Research suggests polarisation can increase voter turnout, which may encourage political leaders to further sharpen divisions. The media, propagandists, and foreign agents can profit from fanning these flames.
It all creates the impression of two deeply disconnected groups in societies around the globe – the left and the right.
How we overestimate our differences
Yet, while polarisation in many nations appears to be at historically high levels, research by the More In Common initiative – an international body studying polarisation – suggests people vastly overestimate political differences.

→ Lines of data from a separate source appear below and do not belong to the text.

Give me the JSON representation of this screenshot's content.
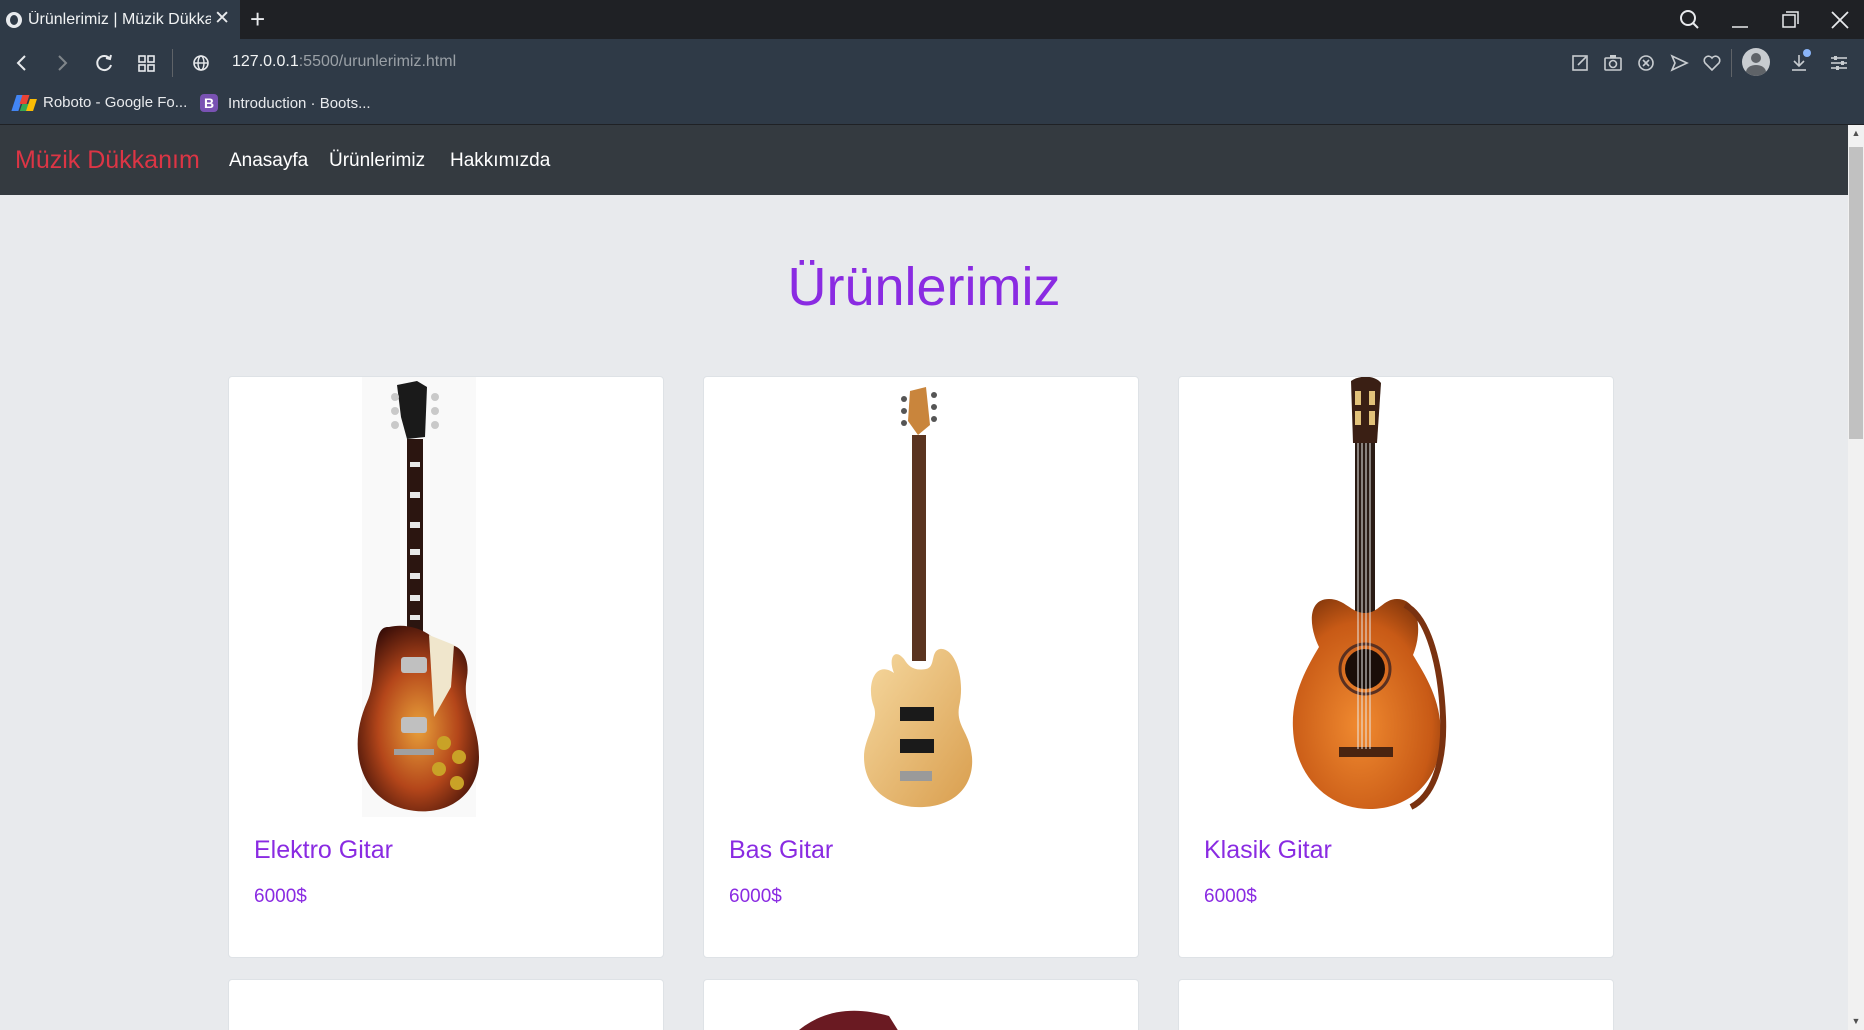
{
  "browser": {
    "tab_title": "Ürünlerimiz | Müzik Dükkanım",
    "tab_close": "✕",
    "new_tab": "+",
    "url_host": "127.0.0.1",
    "url_path": ":5500/urunlerimiz.html",
    "bookmarks": [
      {
        "label": "Roboto - Google Fo..."
      },
      {
        "label": "Introduction · Boots...",
        "icon_letter": "B"
      }
    ]
  },
  "navbar": {
    "brand": "Müzik Dükkanım",
    "links": [
      "Anasayfa",
      "Ürünlerimiz",
      "Hakkımızda"
    ]
  },
  "page": {
    "title": "Ürünlerimiz",
    "products": [
      {
        "name": "Elektro Gitar",
        "price": "6000$",
        "image": "electric-guitar"
      },
      {
        "name": "Bas Gitar",
        "price": "6000$",
        "image": "bass-guitar"
      },
      {
        "name": "Klasik Gitar",
        "price": "6000$",
        "image": "classical-guitar"
      }
    ]
  },
  "colors": {
    "accent": "#8a2be2",
    "brand": "#dc3545",
    "navbar": "#343a40",
    "page_bg": "#e8eaed"
  }
}
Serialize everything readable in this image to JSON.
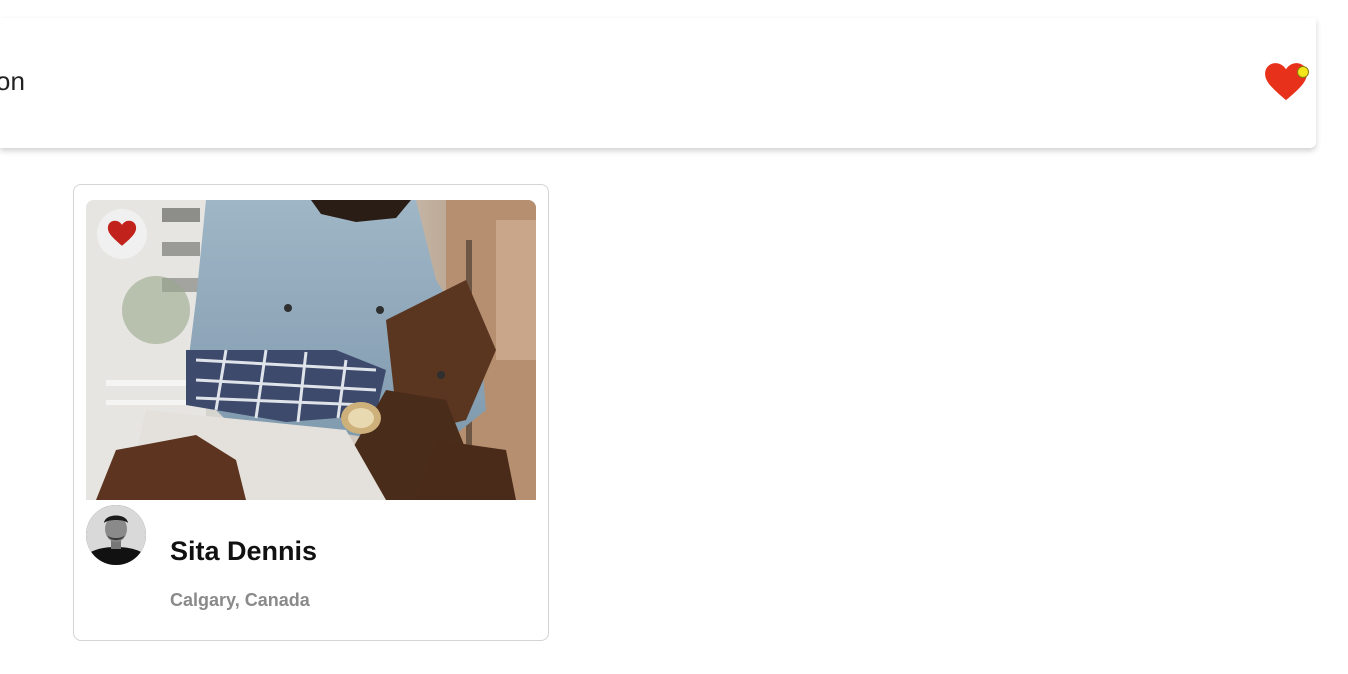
{
  "header": {
    "brand_text": "shion",
    "favorites_icon": "heart-icon",
    "notification_badge_color": "#f5e51b",
    "heart_color": "#e8311a"
  },
  "card": {
    "photo_alt": "photo",
    "like_icon": "heart-icon",
    "like_color": "#c2221c",
    "name": "Sita Dennis",
    "location": "Calgary, Canada"
  }
}
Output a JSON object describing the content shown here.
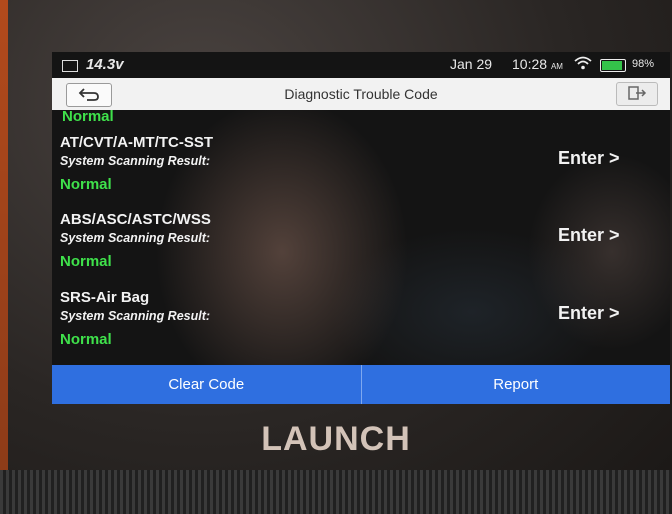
{
  "status_bar": {
    "voltage": "14.3v",
    "date": "Jan 29",
    "time": "10:28",
    "time_suffix": "AM",
    "battery_percent": "98%",
    "battery_level": 0.98
  },
  "title_bar": {
    "title": "Diagnostic Trouble Code"
  },
  "list": {
    "partial_status": "Normal",
    "items": [
      {
        "name": "AT/CVT/A-MT/TC-SST",
        "label": "System Scanning Result:",
        "status": "Normal",
        "action": "Enter >"
      },
      {
        "name": "ABS/ASC/ASTC/WSS",
        "label": "System Scanning Result:",
        "status": "Normal",
        "action": "Enter >"
      },
      {
        "name": "SRS-Air Bag",
        "label": "System Scanning Result:",
        "status": "Normal",
        "action": "Enter >"
      }
    ]
  },
  "bottom_bar": {
    "clear_code": "Clear Code",
    "report": "Report"
  },
  "device": {
    "brand": "LAUNCH"
  },
  "colors": {
    "normal_status": "#3fe14b",
    "button_blue": "#2f6fe0",
    "title_bar_bg": "#f2f2f2"
  }
}
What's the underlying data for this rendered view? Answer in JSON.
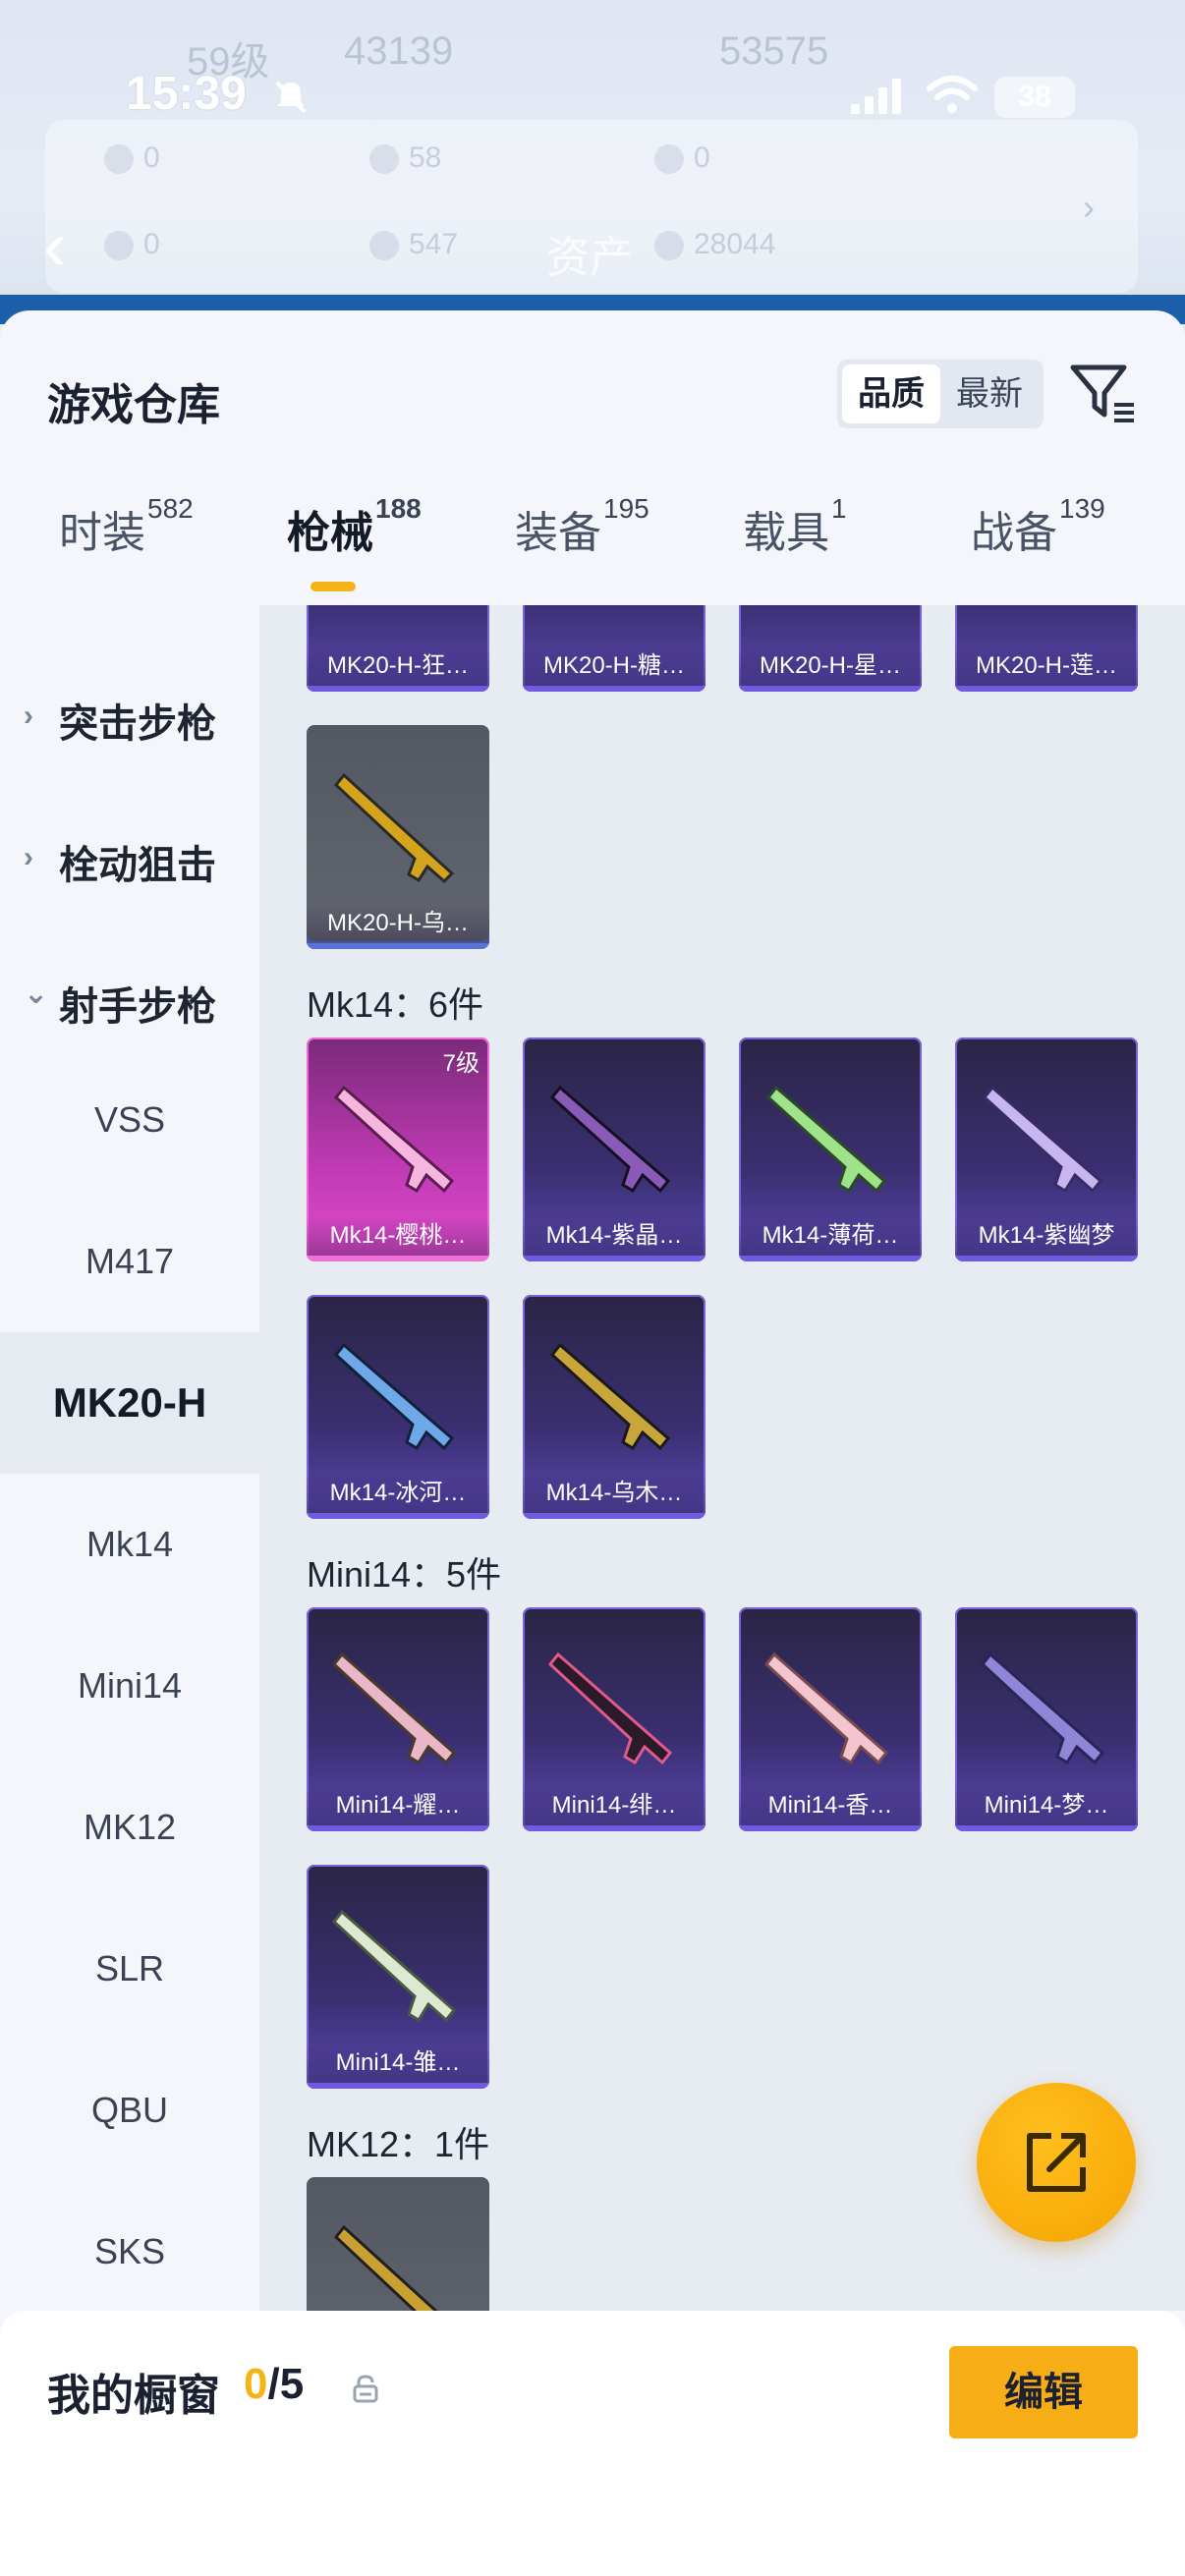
{
  "status_bar": {
    "time": "15:39",
    "battery": "38"
  },
  "background_app": {
    "level": "59级",
    "coins_a": "43139",
    "coins_b": "53575",
    "asset_row1": [
      "0",
      "58",
      "0"
    ],
    "asset_row2": [
      "0",
      "547",
      "28044"
    ],
    "title": "资产"
  },
  "sheet": {
    "title": "游戏仓库",
    "sort": {
      "quality": "品质",
      "latest": "最新"
    },
    "tabs": [
      {
        "label": "时装",
        "count": "582"
      },
      {
        "label": "枪械",
        "count": "188"
      },
      {
        "label": "装备",
        "count": "195"
      },
      {
        "label": "载具",
        "count": "1"
      },
      {
        "label": "战备",
        "count": "139"
      }
    ],
    "categories": {
      "groups": [
        "突击步枪",
        "栓动狙击",
        "射手步枪"
      ],
      "items": [
        "VSS",
        "M417",
        "MK20-H",
        "Mk14",
        "Mini14",
        "MK12",
        "SLR",
        "QBU",
        "SKS"
      ]
    },
    "sections": {
      "mk20h_partial": [
        "MK20-H-狂…",
        "MK20-H-糖…",
        "MK20-H-星…",
        "MK20-H-莲…"
      ],
      "mk20h_last": "MK20-H-乌…",
      "mk14_label": "Mk14：6件",
      "mk14": [
        "Mk14-樱桃…",
        "Mk14-紫晶…",
        "Mk14-薄荷…",
        "Mk14-紫幽梦",
        "Mk14-冰河…",
        "Mk14-乌木…"
      ],
      "mk14_level": "7级",
      "mini14_label": "Mini14：5件",
      "mini14": [
        "Mini14-耀…",
        "Mini14-绯…",
        "Mini14-香…",
        "Mini14-梦…",
        "Mini14-雏…"
      ],
      "mk12_label": "MK12：1件"
    }
  },
  "bottom_bar": {
    "label": "我的橱窗",
    "count_current": "0",
    "count_total": "/5",
    "edit": "编辑"
  },
  "colors": {
    "accent": "#f5b416",
    "purple_card": "#3b2f72",
    "pink_card": "#c23bb6"
  }
}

Prof Anne Wilson, a psychologist at Canada’s Wilfrid Laurier University, says: “Misjudgements of the other side aren’t arbitrary: people are more likely to overestimate the proportion of opponents who hold the more extreme or unflattering views linked to their party. But we also see blindness to common ground.”
As an example, she says the portrayal of US gun control as a “two-sides” issue obscures shared beliefs. This includes strong support among both Democrats and Republicans for background checks and a higher minimum age for gun owners
Common values about child rearing, health care, or civic responsibilities are also found.
A season of stories about bringing people together in a fragmented world.
Finding empathy for others
People can be reluctant to mix with those they assume to be different from themselves. But without these interactions, we lose the capacity for reality checks and to see the humanity in others.
Language can fuel polarisation. When people use moral and emotional words on Twitter – like “evil”, “lewd”, or “sin” – messages spread more virally within (but not between) their social networks.
But some of our research, led by Mina Cikara, a professor of psychology at Harvard University, found that when people are shown images suggesting the social networks of different groups are quite overlapping, empathy for members of the opposing group increases.
“Seeing a picture indicating that these people share social ties was enough to shrink respondents’ empathy gap,” says Prof Cikara.
The benefits of co-operating
Democracy is built upon on our ability to vigorously disagree but ultimately find sufficient common ground to forge a consensus.
If left and right co-operated, societies might be better placed to address challenges in areas like health care, the climate, education or terrorism.
Teaching people about how often political polarisation is overestimated might help, suggests research by Prof Cikara and Jeffrey Lees.
Prof Cikara says: “People are smart and responsive. When we let them know that they were wrong about how upset the other side might be in response to a policy, they also updated how much they said the opposing party is driven by malicious obstruction.”
When members of different groups are reminded that they hold important identities in common – for example as part of a nation, or international community – relations improve and co-operation emerges.
In studies, we have created new groups in the lab from a simple flip of a coin. We had people join a team that included members of their own racial group, as well as members of another race. Within minutes, participants showed lower levels of racial bias.
By using functional magnetic resonance imaging – like the MRI scans doctors use to detect brain injury, but tracking changes in blood flow – we monitored activity in regions of the brain that indicate emotions or perceptions.
The brain data, in particular, suggested that when people understood themselves as part of a common group, they began to see one another as individuals.
When people feel stereotyped, they are less likely to listen and conflict escalates. By signalling that you see someone accurately, you can take the first step towards restoring a sense of common humanity.
What you can do to change the way you see others
- Recognise that groups are often caricatured. When you interact with someone of a different political stripe, it’s likely there’s more to them than the memes
- Don’t let politicians, propagandists, and political elites manipulate you. Refuse to accept their cartoonish depictions of the opposition
- Beware of messages using highly charged language. Is that politician’s behaviour really disgusting or is it just annoying?
- Finally, when one of your own preconceptions evolves, tell people about it
A recent example of this came from former US Navy Seal James Hatch, who described his experience of enrolling as Yale’s oldest first-year undergraduate, aged 52, last year.
Aware of the “snowflake” student stereotype, he wrote: “I have sure had my mind changed here at Yale. To me there is no dishonour in being wrong and learning. There is dishonour in wilful ignorance and there is dishonour in disrespect.”
About this piece
This analysis piece was commissioned by the BBC from experts working for an outside organisation.
Edited by Andrew McFarlane